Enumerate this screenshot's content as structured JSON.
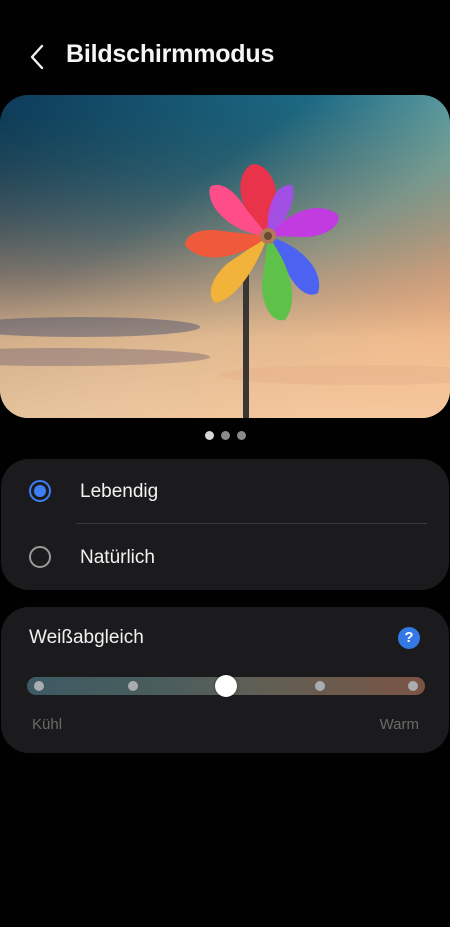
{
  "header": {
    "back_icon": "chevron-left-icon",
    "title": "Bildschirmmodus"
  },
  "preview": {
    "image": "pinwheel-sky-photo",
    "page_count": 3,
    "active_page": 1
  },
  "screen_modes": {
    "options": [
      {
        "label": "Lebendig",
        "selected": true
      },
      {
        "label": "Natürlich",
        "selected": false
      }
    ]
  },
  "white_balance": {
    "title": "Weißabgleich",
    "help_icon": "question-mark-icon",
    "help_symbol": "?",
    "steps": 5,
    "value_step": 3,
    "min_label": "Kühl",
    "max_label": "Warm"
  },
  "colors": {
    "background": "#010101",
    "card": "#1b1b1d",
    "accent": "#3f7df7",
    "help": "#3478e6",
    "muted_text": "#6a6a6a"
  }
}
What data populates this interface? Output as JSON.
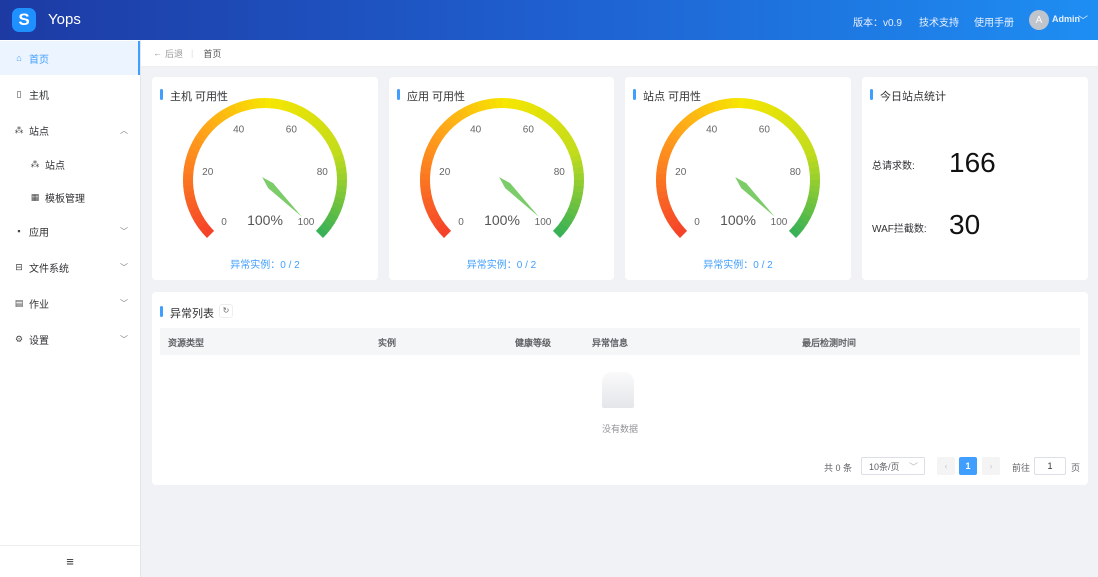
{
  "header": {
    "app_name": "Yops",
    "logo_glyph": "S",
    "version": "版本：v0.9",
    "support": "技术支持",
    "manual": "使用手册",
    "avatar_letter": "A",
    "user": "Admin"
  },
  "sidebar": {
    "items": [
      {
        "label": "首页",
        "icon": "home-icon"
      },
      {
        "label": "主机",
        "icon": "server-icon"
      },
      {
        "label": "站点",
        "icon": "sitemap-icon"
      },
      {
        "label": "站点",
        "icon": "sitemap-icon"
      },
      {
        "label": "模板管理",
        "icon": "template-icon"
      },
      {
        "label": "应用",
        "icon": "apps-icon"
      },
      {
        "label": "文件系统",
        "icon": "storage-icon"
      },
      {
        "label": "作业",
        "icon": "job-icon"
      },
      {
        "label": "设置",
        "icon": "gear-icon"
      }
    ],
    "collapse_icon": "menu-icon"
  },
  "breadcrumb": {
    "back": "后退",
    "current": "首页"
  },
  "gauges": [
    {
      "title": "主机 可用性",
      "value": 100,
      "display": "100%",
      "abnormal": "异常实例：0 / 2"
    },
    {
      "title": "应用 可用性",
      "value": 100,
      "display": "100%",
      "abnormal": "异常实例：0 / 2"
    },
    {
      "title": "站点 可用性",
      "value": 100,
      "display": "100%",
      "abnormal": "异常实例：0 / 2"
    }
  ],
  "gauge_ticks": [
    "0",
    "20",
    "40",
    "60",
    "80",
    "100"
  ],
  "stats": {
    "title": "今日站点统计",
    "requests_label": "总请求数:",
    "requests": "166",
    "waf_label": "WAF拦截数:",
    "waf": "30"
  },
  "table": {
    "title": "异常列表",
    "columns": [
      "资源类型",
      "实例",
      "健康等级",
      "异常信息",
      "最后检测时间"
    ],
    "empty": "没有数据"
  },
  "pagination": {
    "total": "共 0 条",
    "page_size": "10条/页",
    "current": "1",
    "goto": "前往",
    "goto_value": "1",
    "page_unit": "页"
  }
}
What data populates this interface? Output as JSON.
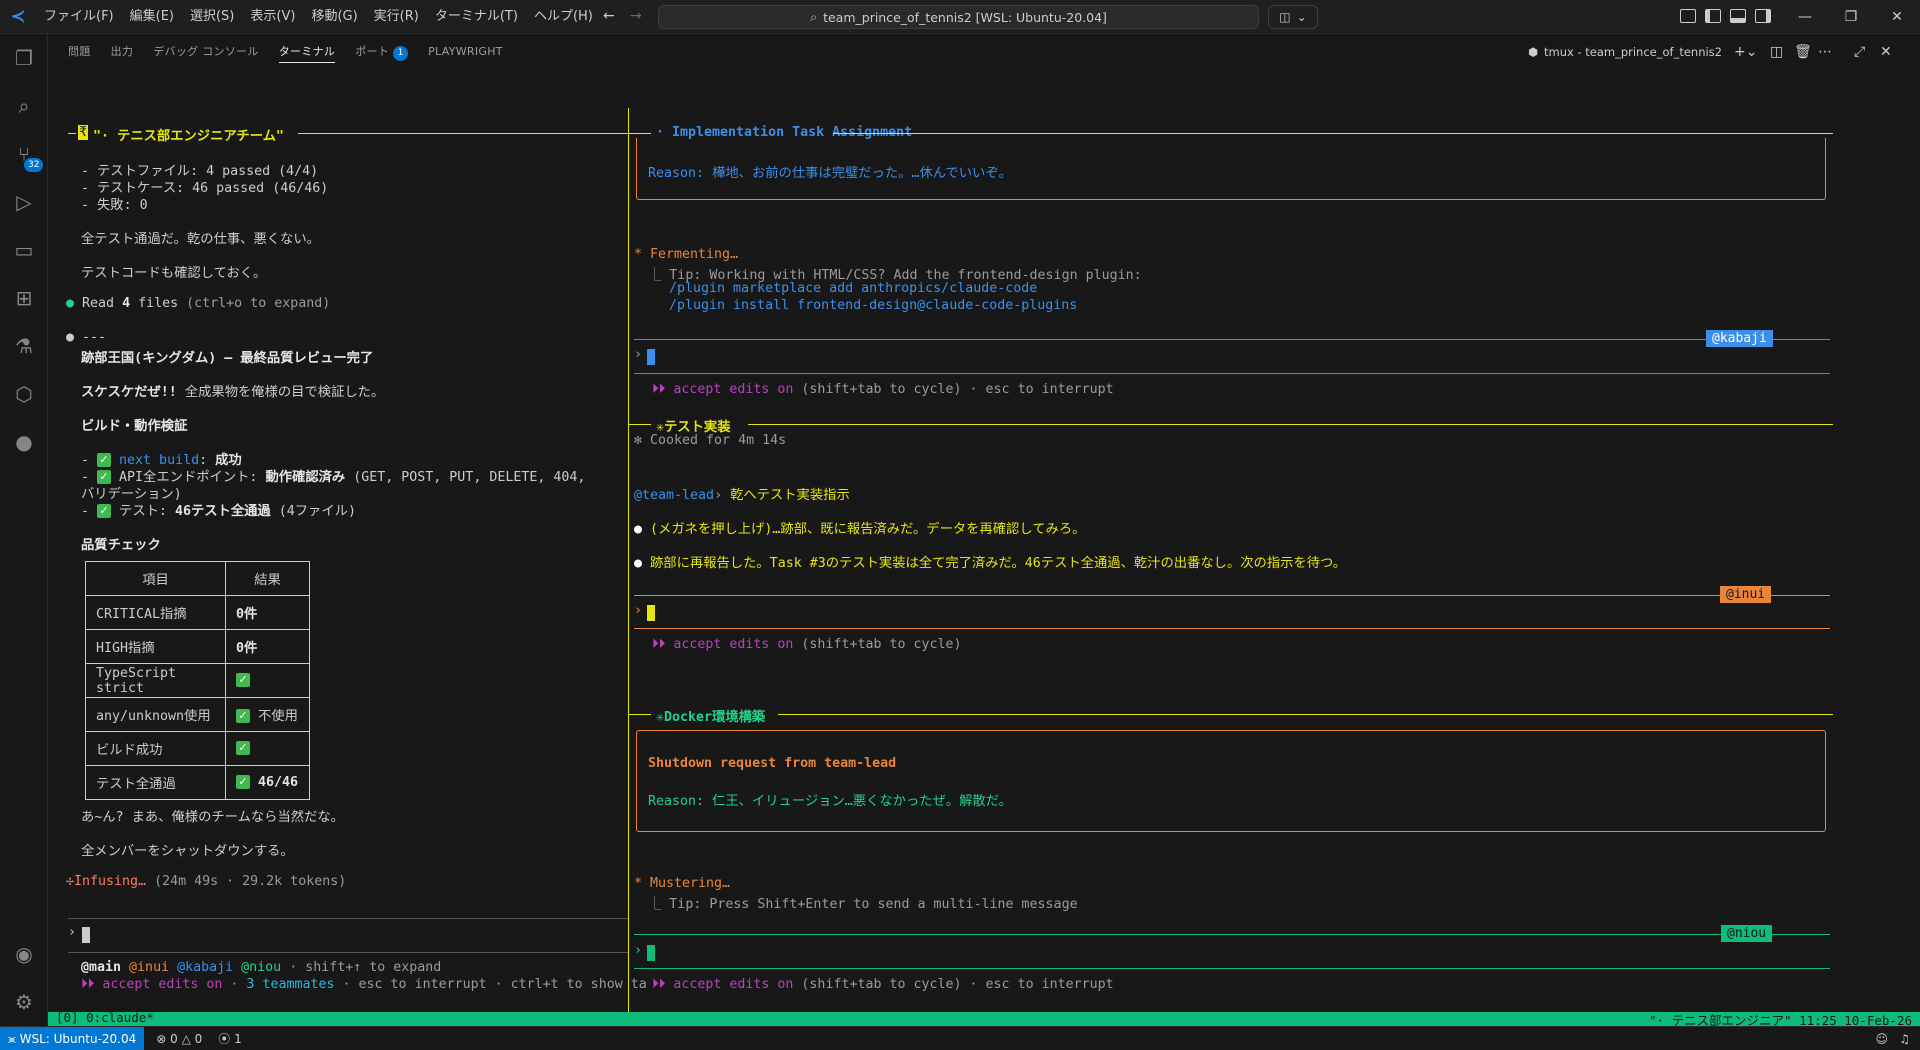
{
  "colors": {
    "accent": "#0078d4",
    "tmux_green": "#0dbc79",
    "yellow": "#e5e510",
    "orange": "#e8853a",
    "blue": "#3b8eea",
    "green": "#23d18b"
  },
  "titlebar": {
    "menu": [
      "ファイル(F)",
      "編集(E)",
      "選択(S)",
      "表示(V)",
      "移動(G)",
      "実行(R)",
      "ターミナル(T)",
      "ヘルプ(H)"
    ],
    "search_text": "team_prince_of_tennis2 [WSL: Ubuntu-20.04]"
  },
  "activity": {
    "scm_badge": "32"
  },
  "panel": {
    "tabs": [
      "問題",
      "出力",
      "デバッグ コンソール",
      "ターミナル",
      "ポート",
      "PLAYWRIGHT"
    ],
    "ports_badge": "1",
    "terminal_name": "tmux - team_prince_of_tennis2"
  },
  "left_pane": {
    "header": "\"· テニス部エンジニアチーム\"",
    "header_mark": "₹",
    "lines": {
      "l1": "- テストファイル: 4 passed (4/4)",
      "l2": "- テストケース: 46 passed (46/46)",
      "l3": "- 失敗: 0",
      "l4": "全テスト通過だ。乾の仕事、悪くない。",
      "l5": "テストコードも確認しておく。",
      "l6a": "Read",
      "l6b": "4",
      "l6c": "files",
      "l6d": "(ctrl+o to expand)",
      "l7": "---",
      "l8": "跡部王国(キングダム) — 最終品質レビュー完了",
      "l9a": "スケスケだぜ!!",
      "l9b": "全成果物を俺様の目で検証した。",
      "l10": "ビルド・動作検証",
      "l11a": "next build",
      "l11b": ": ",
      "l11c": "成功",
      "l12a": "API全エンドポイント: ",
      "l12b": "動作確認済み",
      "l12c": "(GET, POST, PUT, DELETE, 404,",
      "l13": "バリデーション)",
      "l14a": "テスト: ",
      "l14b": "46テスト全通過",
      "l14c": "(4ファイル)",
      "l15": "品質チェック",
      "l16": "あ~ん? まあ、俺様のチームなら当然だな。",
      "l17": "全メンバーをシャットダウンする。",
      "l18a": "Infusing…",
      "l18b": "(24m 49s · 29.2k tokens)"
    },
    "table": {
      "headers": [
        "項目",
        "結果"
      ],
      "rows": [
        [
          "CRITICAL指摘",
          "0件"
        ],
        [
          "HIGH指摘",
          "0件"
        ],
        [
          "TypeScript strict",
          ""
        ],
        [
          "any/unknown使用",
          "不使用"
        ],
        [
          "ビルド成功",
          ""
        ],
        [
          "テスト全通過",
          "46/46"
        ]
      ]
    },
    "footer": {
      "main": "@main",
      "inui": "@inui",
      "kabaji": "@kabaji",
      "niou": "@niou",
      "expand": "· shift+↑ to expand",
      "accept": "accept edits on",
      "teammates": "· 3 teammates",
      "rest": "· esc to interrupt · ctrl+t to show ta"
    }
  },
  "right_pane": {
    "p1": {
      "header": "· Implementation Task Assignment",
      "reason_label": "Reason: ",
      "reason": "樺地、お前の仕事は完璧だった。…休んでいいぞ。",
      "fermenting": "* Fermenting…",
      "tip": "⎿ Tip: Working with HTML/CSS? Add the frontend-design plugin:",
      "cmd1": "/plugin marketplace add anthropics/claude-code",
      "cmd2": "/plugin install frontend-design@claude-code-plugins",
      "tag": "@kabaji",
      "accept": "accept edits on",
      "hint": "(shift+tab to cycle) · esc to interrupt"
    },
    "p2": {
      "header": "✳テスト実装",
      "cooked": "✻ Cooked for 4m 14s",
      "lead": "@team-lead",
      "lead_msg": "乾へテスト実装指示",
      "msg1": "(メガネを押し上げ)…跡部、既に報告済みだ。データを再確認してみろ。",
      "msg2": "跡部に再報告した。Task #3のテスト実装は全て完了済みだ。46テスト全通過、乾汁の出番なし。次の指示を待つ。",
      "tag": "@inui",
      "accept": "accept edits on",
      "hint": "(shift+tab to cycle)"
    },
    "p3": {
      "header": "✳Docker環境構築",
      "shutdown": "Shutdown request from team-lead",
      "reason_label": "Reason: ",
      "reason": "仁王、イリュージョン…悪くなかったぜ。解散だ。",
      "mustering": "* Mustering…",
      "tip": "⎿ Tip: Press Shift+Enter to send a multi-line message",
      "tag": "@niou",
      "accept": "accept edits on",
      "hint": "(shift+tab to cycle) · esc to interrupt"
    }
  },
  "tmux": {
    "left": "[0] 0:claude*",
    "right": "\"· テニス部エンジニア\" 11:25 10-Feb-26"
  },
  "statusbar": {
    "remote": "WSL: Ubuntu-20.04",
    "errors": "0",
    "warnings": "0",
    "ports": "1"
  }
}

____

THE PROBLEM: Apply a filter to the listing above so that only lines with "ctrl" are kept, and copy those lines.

SOLUTION FOR THIS PROBLEM:
      "l6d": "(ctrl+o to expand)",
      "rest": "· esc to interrupt · ctrl+t to show ta"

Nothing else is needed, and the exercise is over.